-- Try it --
Wherever the string "JSON" shows up in the data below, copy the whole line.

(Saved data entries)

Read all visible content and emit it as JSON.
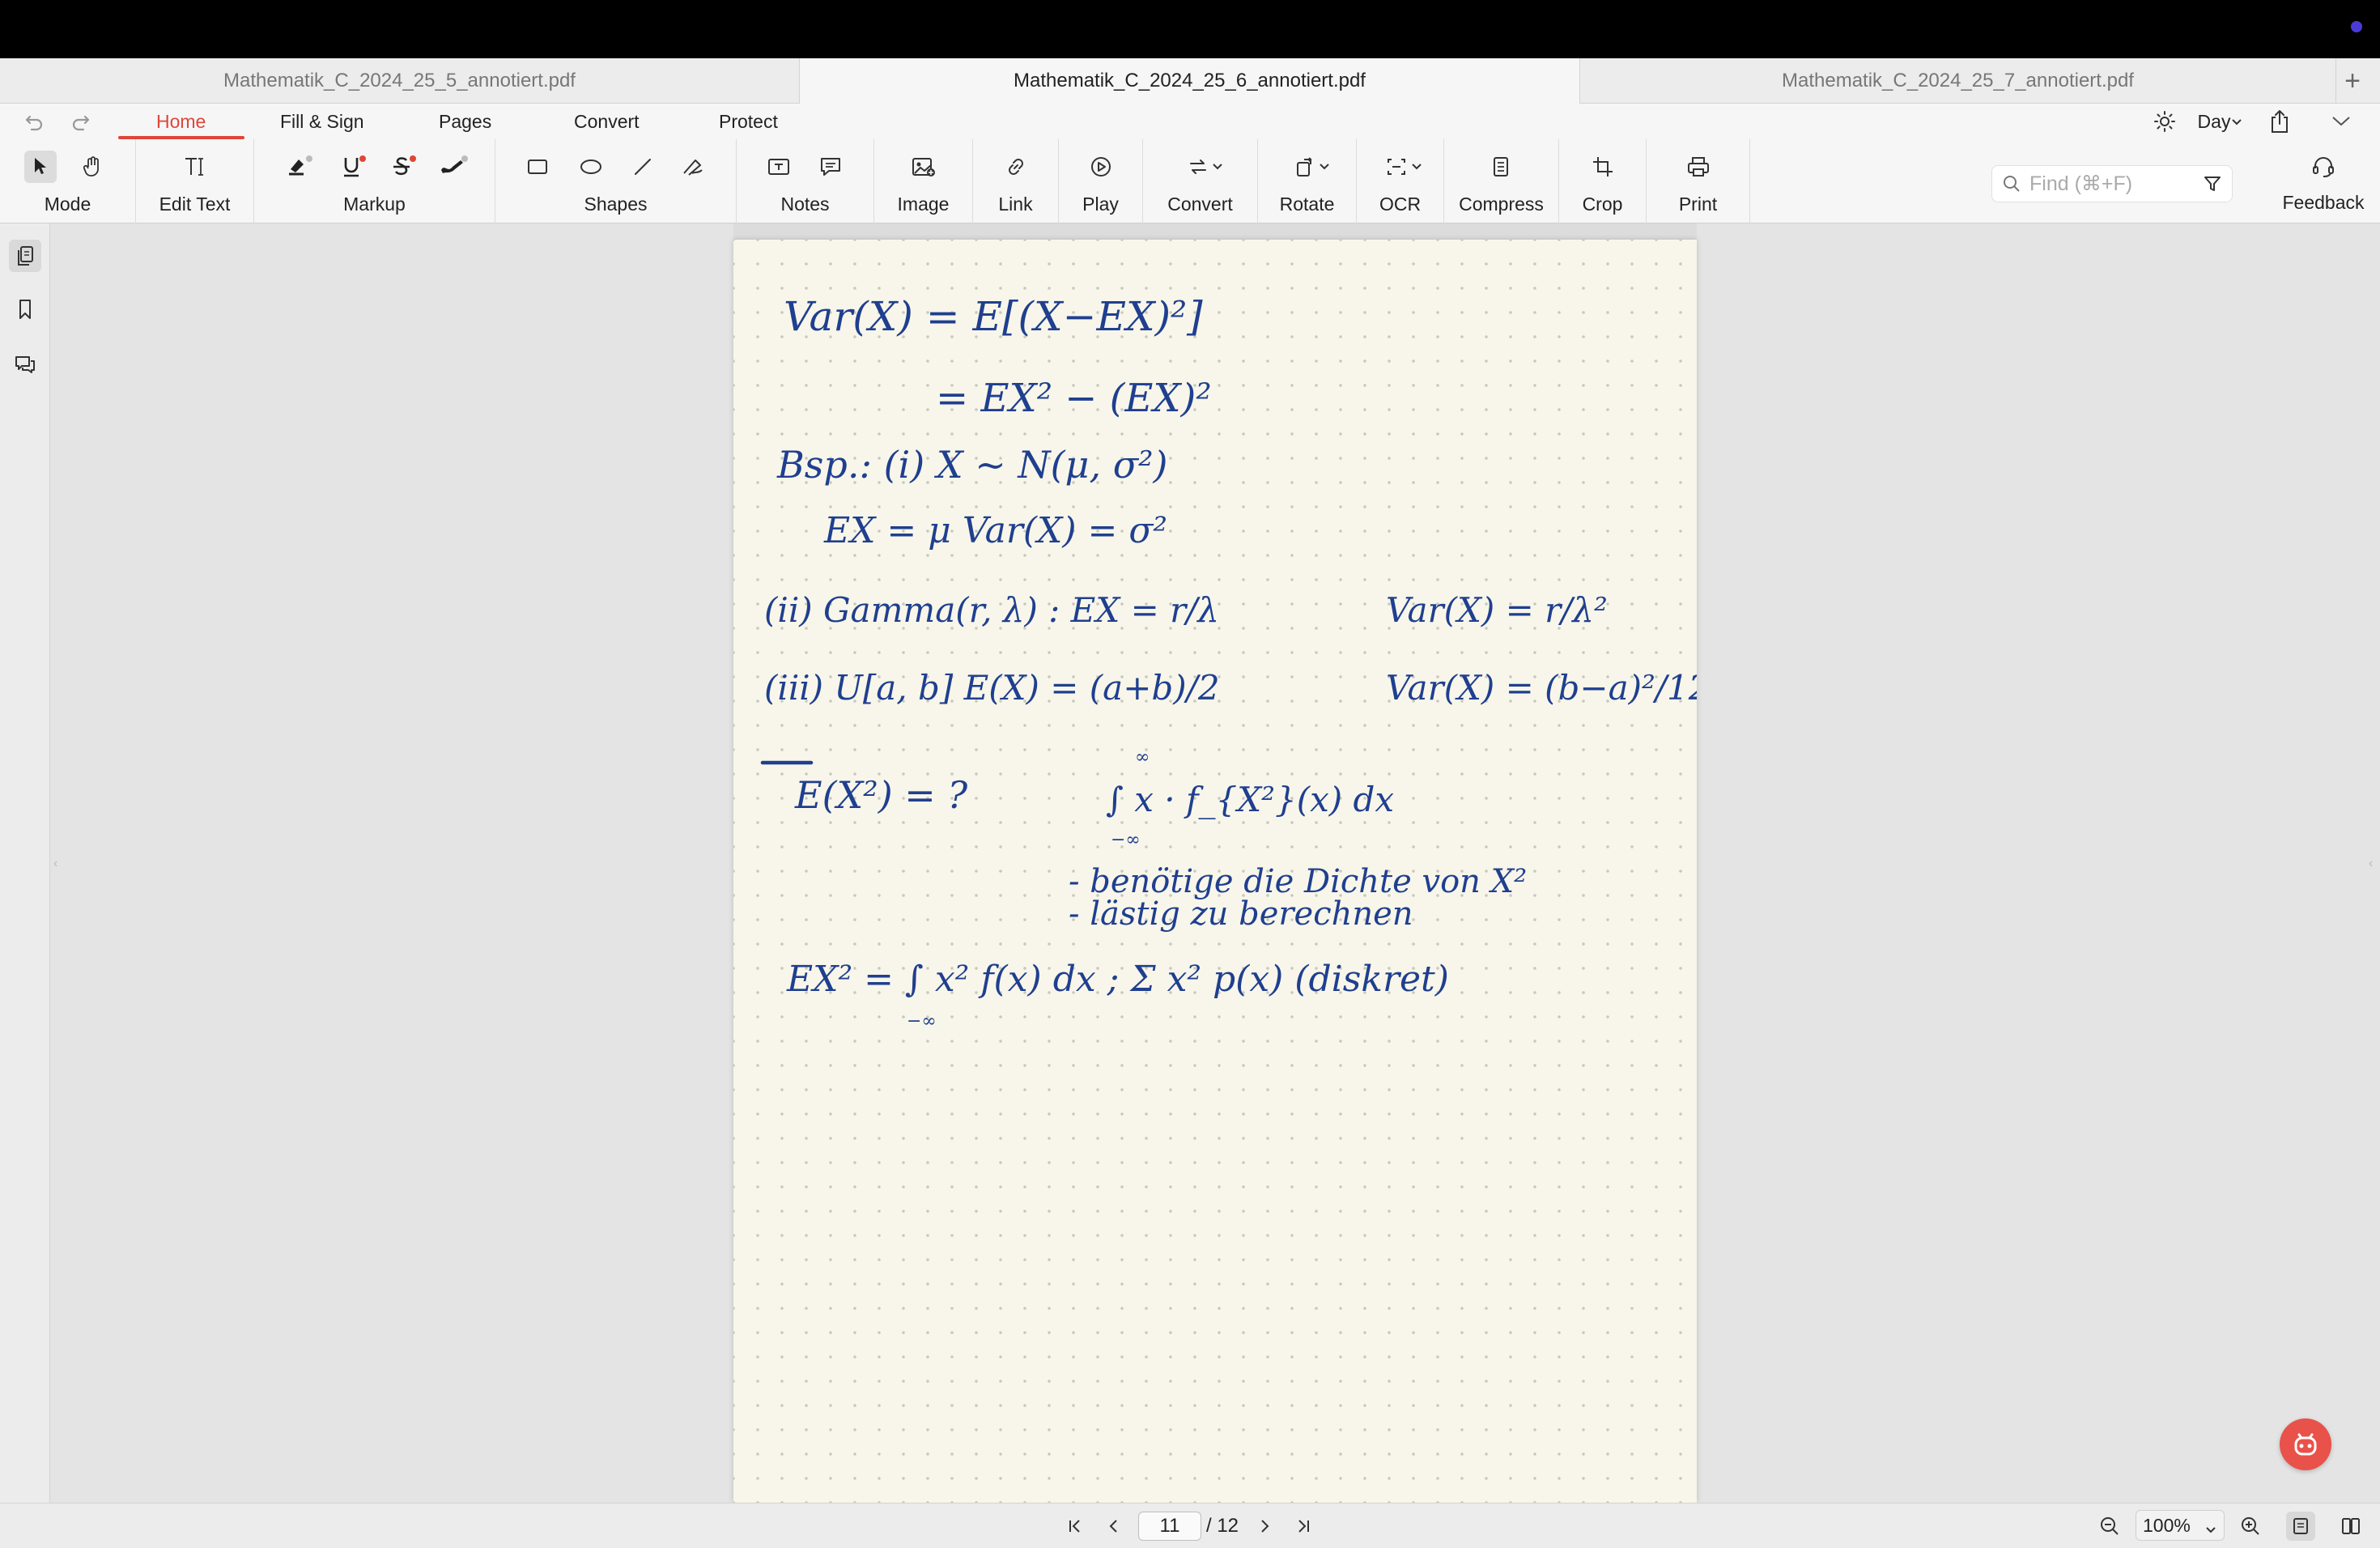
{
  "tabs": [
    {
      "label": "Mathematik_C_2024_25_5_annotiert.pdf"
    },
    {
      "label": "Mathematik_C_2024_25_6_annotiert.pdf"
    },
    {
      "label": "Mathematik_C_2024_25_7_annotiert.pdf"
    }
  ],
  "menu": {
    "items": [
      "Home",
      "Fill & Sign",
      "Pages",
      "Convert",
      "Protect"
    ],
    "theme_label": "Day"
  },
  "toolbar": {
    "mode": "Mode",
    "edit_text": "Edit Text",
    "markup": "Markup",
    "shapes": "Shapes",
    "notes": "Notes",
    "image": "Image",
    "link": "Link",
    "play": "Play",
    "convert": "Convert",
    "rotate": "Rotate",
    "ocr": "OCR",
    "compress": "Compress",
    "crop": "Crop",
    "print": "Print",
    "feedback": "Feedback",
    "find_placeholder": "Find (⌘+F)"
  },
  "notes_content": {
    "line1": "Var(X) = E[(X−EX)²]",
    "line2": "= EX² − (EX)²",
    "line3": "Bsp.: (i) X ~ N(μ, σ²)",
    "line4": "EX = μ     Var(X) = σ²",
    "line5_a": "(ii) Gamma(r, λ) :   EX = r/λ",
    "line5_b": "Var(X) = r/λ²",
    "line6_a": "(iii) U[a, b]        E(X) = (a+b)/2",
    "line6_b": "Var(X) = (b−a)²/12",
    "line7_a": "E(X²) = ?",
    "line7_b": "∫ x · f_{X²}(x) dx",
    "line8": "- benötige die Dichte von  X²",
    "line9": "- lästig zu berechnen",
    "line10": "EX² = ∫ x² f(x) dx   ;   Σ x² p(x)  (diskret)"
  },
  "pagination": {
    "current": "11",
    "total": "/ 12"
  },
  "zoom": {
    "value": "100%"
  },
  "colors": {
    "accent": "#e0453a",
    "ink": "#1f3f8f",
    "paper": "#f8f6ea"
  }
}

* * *

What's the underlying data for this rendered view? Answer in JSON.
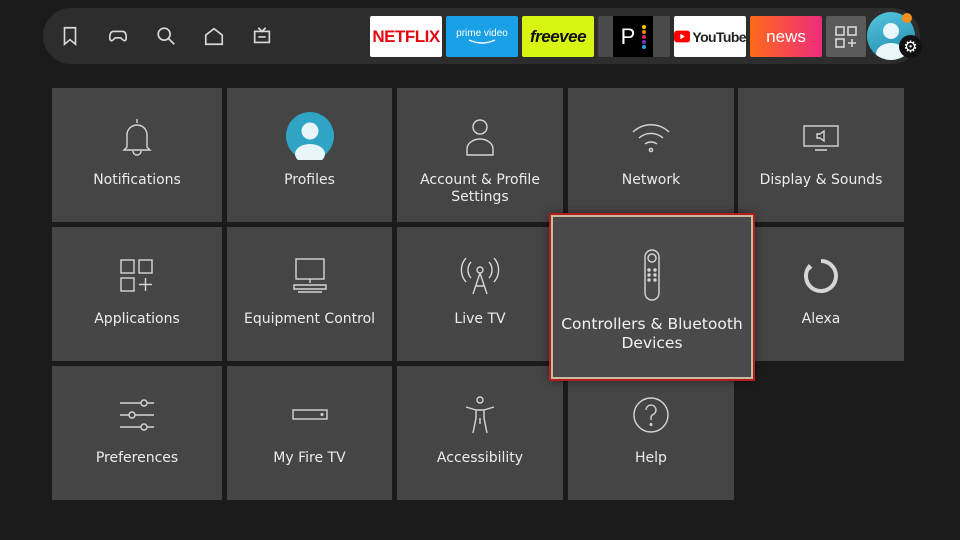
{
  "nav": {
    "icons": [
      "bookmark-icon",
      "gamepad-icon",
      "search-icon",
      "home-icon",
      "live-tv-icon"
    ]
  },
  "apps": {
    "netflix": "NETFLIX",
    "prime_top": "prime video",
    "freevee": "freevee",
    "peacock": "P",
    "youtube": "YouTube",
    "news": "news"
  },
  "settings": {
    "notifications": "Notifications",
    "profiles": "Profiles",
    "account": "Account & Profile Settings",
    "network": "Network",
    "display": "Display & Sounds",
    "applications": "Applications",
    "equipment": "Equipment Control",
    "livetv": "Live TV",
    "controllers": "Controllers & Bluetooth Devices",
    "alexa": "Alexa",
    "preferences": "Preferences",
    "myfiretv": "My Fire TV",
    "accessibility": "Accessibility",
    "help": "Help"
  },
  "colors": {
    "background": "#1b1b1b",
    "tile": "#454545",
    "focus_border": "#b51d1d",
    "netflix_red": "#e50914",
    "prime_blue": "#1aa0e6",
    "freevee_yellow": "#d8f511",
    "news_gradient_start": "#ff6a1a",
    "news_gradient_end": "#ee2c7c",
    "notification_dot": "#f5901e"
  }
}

-- Exercise result --
Read all visible content and emit it as JSON.
What's the underlying data for this rendered view? Answer in JSON.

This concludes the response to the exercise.